-------- Data in this exercise --------

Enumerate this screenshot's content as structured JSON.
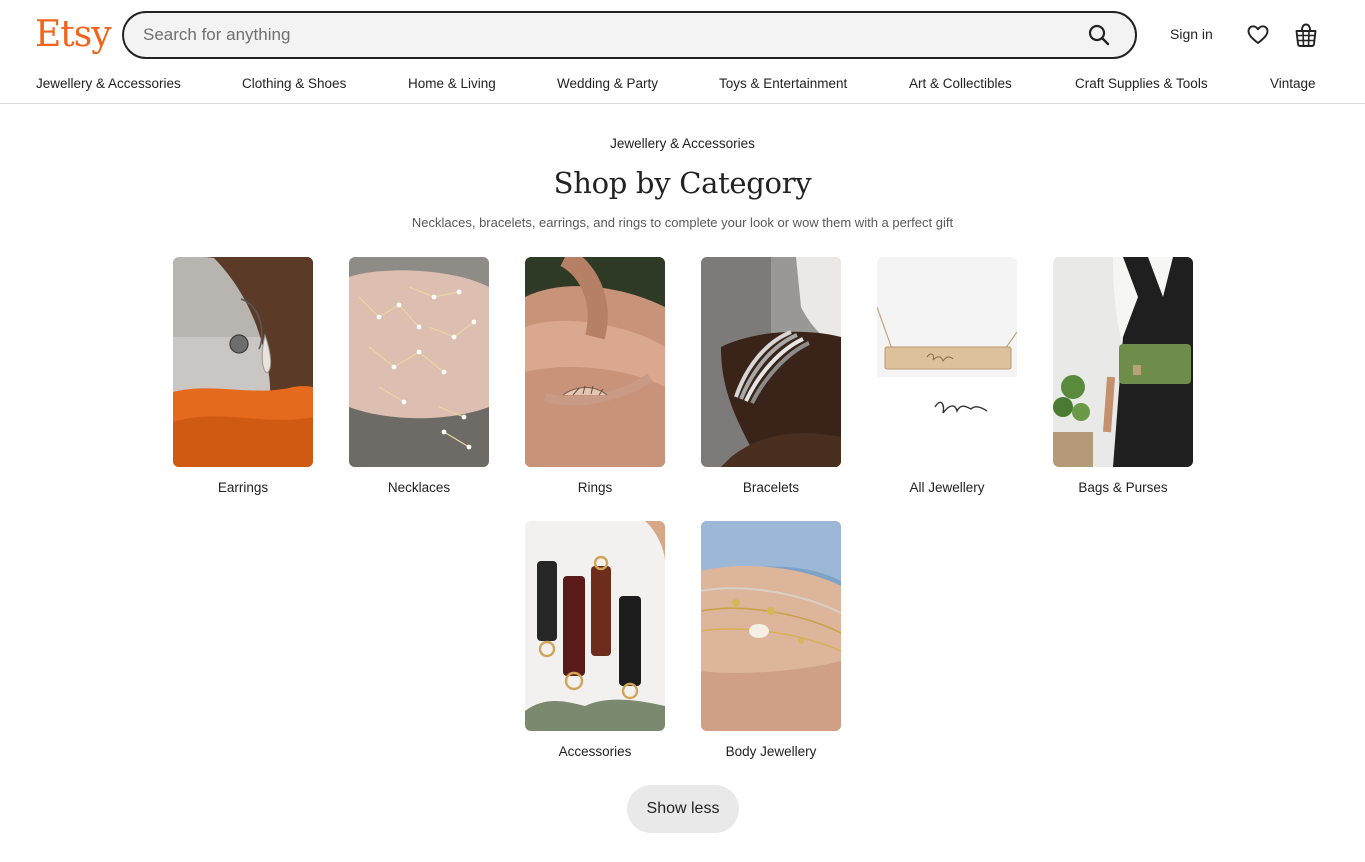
{
  "header": {
    "logo": "Etsy",
    "search_placeholder": "Search for anything",
    "sign_in": "Sign in"
  },
  "nav": [
    "Jewellery & Accessories",
    "Clothing & Shoes",
    "Home & Living",
    "Wedding & Party",
    "Toys & Entertainment",
    "Art & Collectibles",
    "Craft Supplies & Tools",
    "Vintage"
  ],
  "main": {
    "breadcrumb": "Jewellery & Accessories",
    "title": "Shop by Category",
    "subtitle": "Necklaces, bracelets, earrings, and rings to complete your look or wow them with a perfect gift",
    "categories": [
      "Earrings",
      "Necklaces",
      "Rings",
      "Bracelets",
      "All Jewellery",
      "Bags & Purses",
      "Accessories",
      "Body Jewellery"
    ],
    "show_less": "Show less"
  },
  "colors": {
    "brand": "#f1641e",
    "text": "#222222",
    "search_bg": "#f3f3f3",
    "button_bg": "#e9e9e9"
  }
}
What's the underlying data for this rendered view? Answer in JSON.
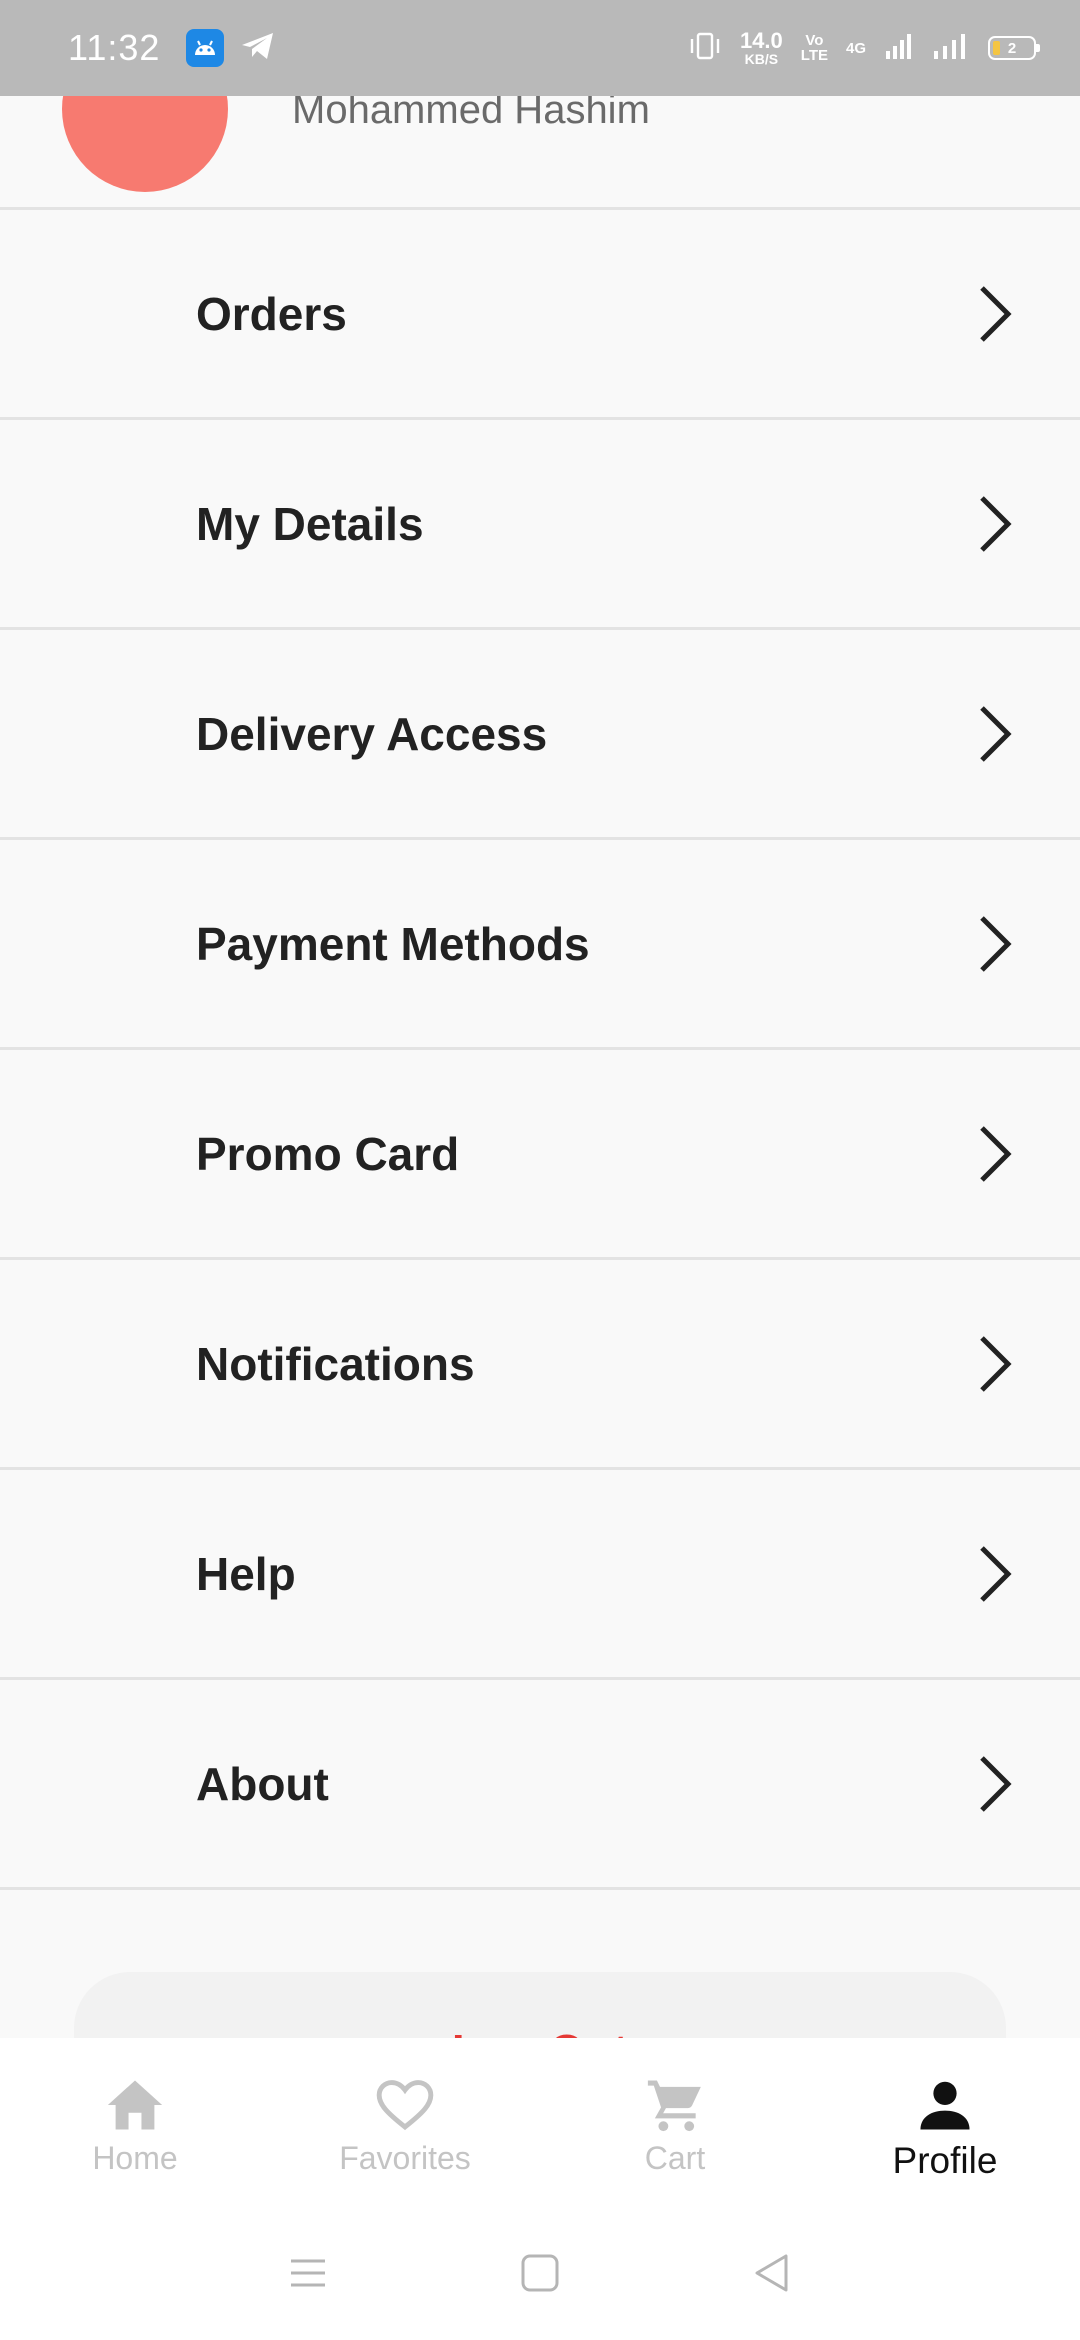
{
  "status_bar": {
    "time": "11:32",
    "net_speed_value": "14.0",
    "net_speed_unit": "KB/S",
    "volte_top": "Vo",
    "volte_bottom": "LTE",
    "network_type": "4G",
    "battery_level": "2"
  },
  "profile": {
    "name": "Mohammed Hashim",
    "avatar_color": "#f77a70"
  },
  "menu": {
    "items": [
      {
        "label": "Orders"
      },
      {
        "label": "My Details"
      },
      {
        "label": "Delivery Access"
      },
      {
        "label": "Payment Methods"
      },
      {
        "label": "Promo Card"
      },
      {
        "label": "Notifications"
      },
      {
        "label": "Help"
      },
      {
        "label": "About"
      }
    ]
  },
  "logout": {
    "label": "Log Out",
    "color": "#e53935"
  },
  "bottom_nav": {
    "items": [
      {
        "label": "Home",
        "icon": "home-icon",
        "active": false
      },
      {
        "label": "Favorites",
        "icon": "heart-icon",
        "active": false
      },
      {
        "label": "Cart",
        "icon": "cart-icon",
        "active": false
      },
      {
        "label": "Profile",
        "icon": "person-icon",
        "active": true
      }
    ]
  },
  "system_nav": {
    "icons": [
      "menu-icon",
      "home-square-icon",
      "back-icon"
    ]
  }
}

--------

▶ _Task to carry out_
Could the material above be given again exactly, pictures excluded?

▶ _Reply_
Enumerate this screenshot's content as structured JSON.
{
  "header": {
    "logo": "Etsy",
    "search_placeholder": "Search for anything",
    "sign_in": "Sign in"
  },
  "nav": [
    "Jewellery & Accessories",
    "Clothing & Shoes",
    "Home & Living",
    "Wedding & Party",
    "Toys & Entertainment",
    "Art & Collectibles",
    "Craft Supplies & Tools",
    "Vintage"
  ],
  "main": {
    "breadcrumb": "Jewellery & Accessories",
    "title": "Shop by Category",
    "subtitle": "Necklaces, bracelets, earrings, and rings to complete your look or wow them with a perfect gift",
    "categories": [
      "Earrings",
      "Necklaces",
      "Rings",
      "Bracelets",
      "All Jewellery",
      "Bags & Purses",
      "Accessories",
      "Body Jewellery"
    ],
    "show_less": "Show less"
  },
  "colors": {
    "brand": "#f1641e",
    "text": "#222222",
    "search_bg": "#f3f3f3",
    "button_bg": "#e9e9e9"
  }
}
What's the underlying data for this rendered view? Answer in JSON.
{
  "status_bar": {
    "time": "11:32",
    "net_speed_value": "14.0",
    "net_speed_unit": "KB/S",
    "volte_top": "Vo",
    "volte_bottom": "LTE",
    "network_type": "4G",
    "battery_level": "2"
  },
  "profile": {
    "name": "Mohammed Hashim",
    "avatar_color": "#f77a70"
  },
  "menu": {
    "items": [
      {
        "label": "Orders"
      },
      {
        "label": "My Details"
      },
      {
        "label": "Delivery Access"
      },
      {
        "label": "Payment Methods"
      },
      {
        "label": "Promo Card"
      },
      {
        "label": "Notifications"
      },
      {
        "label": "Help"
      },
      {
        "label": "About"
      }
    ]
  },
  "logout": {
    "label": "Log Out",
    "color": "#e53935"
  },
  "bottom_nav": {
    "items": [
      {
        "label": "Home",
        "icon": "home-icon",
        "active": false
      },
      {
        "label": "Favorites",
        "icon": "heart-icon",
        "active": false
      },
      {
        "label": "Cart",
        "icon": "cart-icon",
        "active": false
      },
      {
        "label": "Profile",
        "icon": "person-icon",
        "active": true
      }
    ]
  },
  "system_nav": {
    "icons": [
      "menu-icon",
      "home-square-icon",
      "back-icon"
    ]
  }
}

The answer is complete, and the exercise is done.